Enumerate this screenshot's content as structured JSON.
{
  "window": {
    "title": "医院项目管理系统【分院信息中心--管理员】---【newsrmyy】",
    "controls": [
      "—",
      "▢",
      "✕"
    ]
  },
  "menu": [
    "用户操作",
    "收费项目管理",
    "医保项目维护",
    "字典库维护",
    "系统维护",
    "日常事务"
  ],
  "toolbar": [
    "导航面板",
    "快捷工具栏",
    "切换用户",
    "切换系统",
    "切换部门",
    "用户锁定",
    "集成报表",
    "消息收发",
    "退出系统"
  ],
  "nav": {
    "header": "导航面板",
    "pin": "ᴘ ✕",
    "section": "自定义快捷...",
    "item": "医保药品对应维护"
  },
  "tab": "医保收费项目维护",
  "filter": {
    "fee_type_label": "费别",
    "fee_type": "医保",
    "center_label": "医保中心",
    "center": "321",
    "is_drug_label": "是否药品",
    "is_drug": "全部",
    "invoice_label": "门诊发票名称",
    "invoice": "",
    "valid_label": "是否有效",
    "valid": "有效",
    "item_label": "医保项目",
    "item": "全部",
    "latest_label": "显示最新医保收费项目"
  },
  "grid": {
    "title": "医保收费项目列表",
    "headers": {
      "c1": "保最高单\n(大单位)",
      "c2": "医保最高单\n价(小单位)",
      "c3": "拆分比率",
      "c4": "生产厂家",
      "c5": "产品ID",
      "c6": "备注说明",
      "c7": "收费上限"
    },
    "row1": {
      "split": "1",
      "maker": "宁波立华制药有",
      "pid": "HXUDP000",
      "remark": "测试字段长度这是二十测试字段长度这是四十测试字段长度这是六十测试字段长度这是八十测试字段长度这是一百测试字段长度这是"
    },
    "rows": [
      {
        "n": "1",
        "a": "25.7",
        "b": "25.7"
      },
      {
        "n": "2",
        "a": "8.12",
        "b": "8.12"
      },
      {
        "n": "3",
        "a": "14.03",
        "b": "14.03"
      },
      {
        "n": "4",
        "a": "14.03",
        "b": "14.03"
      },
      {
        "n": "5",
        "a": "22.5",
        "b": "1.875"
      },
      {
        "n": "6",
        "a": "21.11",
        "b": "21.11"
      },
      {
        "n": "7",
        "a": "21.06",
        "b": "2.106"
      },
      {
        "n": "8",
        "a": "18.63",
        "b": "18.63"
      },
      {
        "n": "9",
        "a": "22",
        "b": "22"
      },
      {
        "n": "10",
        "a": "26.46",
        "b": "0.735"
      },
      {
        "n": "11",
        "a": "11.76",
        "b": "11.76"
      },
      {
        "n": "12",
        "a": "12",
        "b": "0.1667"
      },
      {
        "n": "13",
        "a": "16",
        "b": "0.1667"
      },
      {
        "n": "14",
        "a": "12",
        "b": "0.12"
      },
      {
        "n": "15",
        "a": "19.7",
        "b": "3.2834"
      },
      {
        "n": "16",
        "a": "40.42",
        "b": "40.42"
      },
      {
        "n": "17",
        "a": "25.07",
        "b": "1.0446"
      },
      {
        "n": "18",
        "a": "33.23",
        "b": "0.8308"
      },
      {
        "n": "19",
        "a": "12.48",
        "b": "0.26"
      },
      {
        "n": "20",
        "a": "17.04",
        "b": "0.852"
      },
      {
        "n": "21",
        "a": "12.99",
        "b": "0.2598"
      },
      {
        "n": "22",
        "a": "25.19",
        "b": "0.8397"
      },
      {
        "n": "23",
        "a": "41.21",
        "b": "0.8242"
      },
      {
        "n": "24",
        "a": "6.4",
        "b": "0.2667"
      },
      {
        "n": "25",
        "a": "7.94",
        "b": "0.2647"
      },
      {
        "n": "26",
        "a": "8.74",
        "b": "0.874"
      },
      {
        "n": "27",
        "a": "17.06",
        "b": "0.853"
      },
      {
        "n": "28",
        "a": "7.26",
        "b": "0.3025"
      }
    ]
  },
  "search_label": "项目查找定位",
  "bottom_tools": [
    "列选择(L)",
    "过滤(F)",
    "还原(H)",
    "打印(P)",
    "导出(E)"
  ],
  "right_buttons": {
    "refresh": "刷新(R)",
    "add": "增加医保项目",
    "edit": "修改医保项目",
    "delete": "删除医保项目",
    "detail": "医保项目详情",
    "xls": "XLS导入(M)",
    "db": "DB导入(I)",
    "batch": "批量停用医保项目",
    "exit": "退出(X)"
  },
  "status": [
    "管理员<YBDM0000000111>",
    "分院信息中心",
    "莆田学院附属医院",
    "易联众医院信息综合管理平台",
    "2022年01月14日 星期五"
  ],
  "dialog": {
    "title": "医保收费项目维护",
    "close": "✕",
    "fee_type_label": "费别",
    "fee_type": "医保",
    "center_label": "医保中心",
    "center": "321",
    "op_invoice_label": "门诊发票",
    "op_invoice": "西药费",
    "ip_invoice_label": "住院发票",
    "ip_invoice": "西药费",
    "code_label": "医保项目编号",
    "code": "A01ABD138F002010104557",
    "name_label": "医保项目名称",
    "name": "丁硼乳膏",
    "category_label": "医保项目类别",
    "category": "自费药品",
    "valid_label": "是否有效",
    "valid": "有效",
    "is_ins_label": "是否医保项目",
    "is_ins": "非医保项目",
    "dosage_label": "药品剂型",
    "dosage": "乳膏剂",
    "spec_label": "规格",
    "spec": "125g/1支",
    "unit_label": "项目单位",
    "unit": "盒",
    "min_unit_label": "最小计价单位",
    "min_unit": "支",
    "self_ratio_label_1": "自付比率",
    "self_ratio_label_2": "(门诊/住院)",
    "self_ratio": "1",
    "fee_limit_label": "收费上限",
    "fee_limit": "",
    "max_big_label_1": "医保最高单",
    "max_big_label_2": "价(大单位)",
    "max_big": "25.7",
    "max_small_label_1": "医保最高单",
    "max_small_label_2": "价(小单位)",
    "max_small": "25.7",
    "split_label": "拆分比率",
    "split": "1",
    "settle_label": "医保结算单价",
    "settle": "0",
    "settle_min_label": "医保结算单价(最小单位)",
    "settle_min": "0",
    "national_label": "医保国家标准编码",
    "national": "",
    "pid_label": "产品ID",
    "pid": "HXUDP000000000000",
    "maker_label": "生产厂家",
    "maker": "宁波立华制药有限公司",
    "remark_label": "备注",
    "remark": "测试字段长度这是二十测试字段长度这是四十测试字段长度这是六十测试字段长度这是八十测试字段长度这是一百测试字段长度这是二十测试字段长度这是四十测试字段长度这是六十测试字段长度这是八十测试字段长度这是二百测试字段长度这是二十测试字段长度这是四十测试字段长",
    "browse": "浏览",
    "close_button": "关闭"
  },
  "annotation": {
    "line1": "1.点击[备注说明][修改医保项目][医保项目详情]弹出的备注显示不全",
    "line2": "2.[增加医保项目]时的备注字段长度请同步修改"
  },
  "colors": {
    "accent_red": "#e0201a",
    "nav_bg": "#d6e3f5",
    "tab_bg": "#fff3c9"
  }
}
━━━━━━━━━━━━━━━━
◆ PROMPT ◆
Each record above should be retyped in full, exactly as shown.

◆ ANSWER SPACE ◆
Enumerate this screenshot's content as structured JSON.
{
  "window": {
    "title": "医院项目管理系统【分院信息中心--管理员】---【newsrmyy】",
    "controls": [
      "—",
      "▢",
      "✕"
    ]
  },
  "menu": [
    "用户操作",
    "收费项目管理",
    "医保项目维护",
    "字典库维护",
    "系统维护",
    "日常事务"
  ],
  "toolbar": [
    "导航面板",
    "快捷工具栏",
    "切换用户",
    "切换系统",
    "切换部门",
    "用户锁定",
    "集成报表",
    "消息收发",
    "退出系统"
  ],
  "nav": {
    "header": "导航面板",
    "pin": "ᴘ ✕",
    "section": "自定义快捷...",
    "item": "医保药品对应维护"
  },
  "tab": "医保收费项目维护",
  "filter": {
    "fee_type_label": "费别",
    "fee_type": "医保",
    "center_label": "医保中心",
    "center": "321",
    "is_drug_label": "是否药品",
    "is_drug": "全部",
    "invoice_label": "门诊发票名称",
    "invoice": "",
    "valid_label": "是否有效",
    "valid": "有效",
    "item_label": "医保项目",
    "item": "全部",
    "latest_label": "显示最新医保收费项目"
  },
  "grid": {
    "title": "医保收费项目列表",
    "headers": {
      "c1": "保最高单\n(大单位)",
      "c2": "医保最高单\n价(小单位)",
      "c3": "拆分比率",
      "c4": "生产厂家",
      "c5": "产品ID",
      "c6": "备注说明",
      "c7": "收费上限"
    },
    "row1": {
      "split": "1",
      "maker": "宁波立华制药有",
      "pid": "HXUDP000",
      "remark": "测试字段长度这是二十测试字段长度这是四十测试字段长度这是六十测试字段长度这是八十测试字段长度这是一百测试字段长度这是"
    },
    "rows": [
      {
        "n": "1",
        "a": "25.7",
        "b": "25.7"
      },
      {
        "n": "2",
        "a": "8.12",
        "b": "8.12"
      },
      {
        "n": "3",
        "a": "14.03",
        "b": "14.03"
      },
      {
        "n": "4",
        "a": "14.03",
        "b": "14.03"
      },
      {
        "n": "5",
        "a": "22.5",
        "b": "1.875"
      },
      {
        "n": "6",
        "a": "21.11",
        "b": "21.11"
      },
      {
        "n": "7",
        "a": "21.06",
        "b": "2.106"
      },
      {
        "n": "8",
        "a": "18.63",
        "b": "18.63"
      },
      {
        "n": "9",
        "a": "22",
        "b": "22"
      },
      {
        "n": "10",
        "a": "26.46",
        "b": "0.735"
      },
      {
        "n": "11",
        "a": "11.76",
        "b": "11.76"
      },
      {
        "n": "12",
        "a": "12",
        "b": "0.1667"
      },
      {
        "n": "13",
        "a": "16",
        "b": "0.1667"
      },
      {
        "n": "14",
        "a": "12",
        "b": "0.12"
      },
      {
        "n": "15",
        "a": "19.7",
        "b": "3.2834"
      },
      {
        "n": "16",
        "a": "40.42",
        "b": "40.42"
      },
      {
        "n": "17",
        "a": "25.07",
        "b": "1.0446"
      },
      {
        "n": "18",
        "a": "33.23",
        "b": "0.8308"
      },
      {
        "n": "19",
        "a": "12.48",
        "b": "0.26"
      },
      {
        "n": "20",
        "a": "17.04",
        "b": "0.852"
      },
      {
        "n": "21",
        "a": "12.99",
        "b": "0.2598"
      },
      {
        "n": "22",
        "a": "25.19",
        "b": "0.8397"
      },
      {
        "n": "23",
        "a": "41.21",
        "b": "0.8242"
      },
      {
        "n": "24",
        "a": "6.4",
        "b": "0.2667"
      },
      {
        "n": "25",
        "a": "7.94",
        "b": "0.2647"
      },
      {
        "n": "26",
        "a": "8.74",
        "b": "0.874"
      },
      {
        "n": "27",
        "a": "17.06",
        "b": "0.853"
      },
      {
        "n": "28",
        "a": "7.26",
        "b": "0.3025"
      }
    ]
  },
  "search_label": "项目查找定位",
  "bottom_tools": [
    "列选择(L)",
    "过滤(F)",
    "还原(H)",
    "打印(P)",
    "导出(E)"
  ],
  "right_buttons": {
    "refresh": "刷新(R)",
    "add": "增加医保项目",
    "edit": "修改医保项目",
    "delete": "删除医保项目",
    "detail": "医保项目详情",
    "xls": "XLS导入(M)",
    "db": "DB导入(I)",
    "batch": "批量停用医保项目",
    "exit": "退出(X)"
  },
  "status": [
    "管理员<YBDM0000000111>",
    "分院信息中心",
    "莆田学院附属医院",
    "易联众医院信息综合管理平台",
    "2022年01月14日 星期五"
  ],
  "dialog": {
    "title": "医保收费项目维护",
    "close": "✕",
    "fee_type_label": "费别",
    "fee_type": "医保",
    "center_label": "医保中心",
    "center": "321",
    "op_invoice_label": "门诊发票",
    "op_invoice": "西药费",
    "ip_invoice_label": "住院发票",
    "ip_invoice": "西药费",
    "code_label": "医保项目编号",
    "code": "A01ABD138F002010104557",
    "name_label": "医保项目名称",
    "name": "丁硼乳膏",
    "category_label": "医保项目类别",
    "category": "自费药品",
    "valid_label": "是否有效",
    "valid": "有效",
    "is_ins_label": "是否医保项目",
    "is_ins": "非医保项目",
    "dosage_label": "药品剂型",
    "dosage": "乳膏剂",
    "spec_label": "规格",
    "spec": "125g/1支",
    "unit_label": "项目单位",
    "unit": "盒",
    "min_unit_label": "最小计价单位",
    "min_unit": "支",
    "self_ratio_label_1": "自付比率",
    "self_ratio_label_2": "(门诊/住院)",
    "self_ratio": "1",
    "fee_limit_label": "收费上限",
    "fee_limit": "",
    "max_big_label_1": "医保最高单",
    "max_big_label_2": "价(大单位)",
    "max_big": "25.7",
    "max_small_label_1": "医保最高单",
    "max_small_label_2": "价(小单位)",
    "max_small": "25.7",
    "split_label": "拆分比率",
    "split": "1",
    "settle_label": "医保结算单价",
    "settle": "0",
    "settle_min_label": "医保结算单价(最小单位)",
    "settle_min": "0",
    "national_label": "医保国家标准编码",
    "national": "",
    "pid_label": "产品ID",
    "pid": "HXUDP000000000000",
    "maker_label": "生产厂家",
    "maker": "宁波立华制药有限公司",
    "remark_label": "备注",
    "remark": "测试字段长度这是二十测试字段长度这是四十测试字段长度这是六十测试字段长度这是八十测试字段长度这是一百测试字段长度这是二十测试字段长度这是四十测试字段长度这是六十测试字段长度这是八十测试字段长度这是二百测试字段长度这是二十测试字段长度这是四十测试字段长",
    "browse": "浏览",
    "close_button": "关闭"
  },
  "annotation": {
    "line1": "1.点击[备注说明][修改医保项目][医保项目详情]弹出的备注显示不全",
    "line2": "2.[增加医保项目]时的备注字段长度请同步修改"
  },
  "colors": {
    "accent_red": "#e0201a",
    "nav_bg": "#d6e3f5",
    "tab_bg": "#fff3c9"
  }
}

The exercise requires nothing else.